Citing PatentFiling datePublication dateApplicantTitle
US7834899 *Nov 15, 2004Nov 16, 2010The Technology Partnership PlcLaser marking system
Classifications
U.S. Classification347/171
International ClassificationB41J2/32, B41J2/36
Cooperative ClassificationB41J2/36
European ClassificationB41J2/36
Legal Events
DateCodeEventDescription
Mar 9, 2004ASAssignment
Owner name: FUTURELOGIC, INC., CALIFORNIA
Free format text: ASSIGNMENT OF ASSIGNORS INTEREST;ASSIGNOR:HILBERT, JOHN;REEL/FRAME:015054/0096
Effective date: 20040219
Mar 17, 2005ASAssignment
Owner name: AMERICAN CAPITAL FINANCIAL SERVICES, INC.,MARYLAND
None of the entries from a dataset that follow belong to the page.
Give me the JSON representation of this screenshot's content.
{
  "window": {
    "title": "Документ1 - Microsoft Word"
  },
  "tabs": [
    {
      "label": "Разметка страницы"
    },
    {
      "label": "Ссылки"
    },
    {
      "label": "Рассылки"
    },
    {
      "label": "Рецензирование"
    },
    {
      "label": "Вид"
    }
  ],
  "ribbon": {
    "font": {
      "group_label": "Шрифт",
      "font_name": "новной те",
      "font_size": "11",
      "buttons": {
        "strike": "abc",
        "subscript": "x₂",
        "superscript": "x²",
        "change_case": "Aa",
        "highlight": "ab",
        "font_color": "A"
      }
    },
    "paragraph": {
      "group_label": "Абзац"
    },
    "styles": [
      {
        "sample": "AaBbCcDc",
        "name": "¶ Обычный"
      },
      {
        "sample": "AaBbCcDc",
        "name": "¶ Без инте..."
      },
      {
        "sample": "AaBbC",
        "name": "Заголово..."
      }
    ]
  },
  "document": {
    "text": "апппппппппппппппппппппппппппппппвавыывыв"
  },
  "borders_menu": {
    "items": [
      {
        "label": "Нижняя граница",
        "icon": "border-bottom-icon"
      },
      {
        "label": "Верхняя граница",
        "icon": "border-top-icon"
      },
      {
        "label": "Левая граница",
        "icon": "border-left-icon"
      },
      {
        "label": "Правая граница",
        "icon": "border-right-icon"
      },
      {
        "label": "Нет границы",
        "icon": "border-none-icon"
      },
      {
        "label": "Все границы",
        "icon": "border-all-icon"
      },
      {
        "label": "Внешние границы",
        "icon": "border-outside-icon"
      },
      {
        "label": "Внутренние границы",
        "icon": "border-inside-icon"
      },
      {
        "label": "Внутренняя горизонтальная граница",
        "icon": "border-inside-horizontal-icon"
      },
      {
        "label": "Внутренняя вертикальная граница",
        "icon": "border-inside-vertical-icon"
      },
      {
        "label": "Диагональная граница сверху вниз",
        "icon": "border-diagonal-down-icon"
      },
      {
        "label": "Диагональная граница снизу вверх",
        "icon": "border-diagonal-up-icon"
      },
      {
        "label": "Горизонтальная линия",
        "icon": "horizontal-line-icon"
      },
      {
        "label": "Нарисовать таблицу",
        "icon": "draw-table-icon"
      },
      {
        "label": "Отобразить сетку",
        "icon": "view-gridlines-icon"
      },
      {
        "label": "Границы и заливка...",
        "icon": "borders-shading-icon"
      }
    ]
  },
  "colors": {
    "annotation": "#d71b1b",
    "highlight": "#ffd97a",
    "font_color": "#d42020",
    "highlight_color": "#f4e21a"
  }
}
Free format text: SECURITY AGREEMENT;ASSIGNOR:FUTURELOGIC INCORPORATED;REEL/FRAME:015790/0381
Effective date: 20050224
May 20, 2008CCCertificate of correction
Feb 11, 2011FPAYFee payment
Year of fee payment: 4
Dec 22, 2014ASAssignment
Owner name: FUTURELOGIC INCORPORATED, CALIFORNIA
Free format text: RELEASE BY SECURED PARTY;ASSIGNOR:AMERICAN CAPITAL, LTD.;REEL/FRAME:034570/0308
Effective date: 20141222
Feb 4, 2015FPAYFee payment
Year of fee payment: 8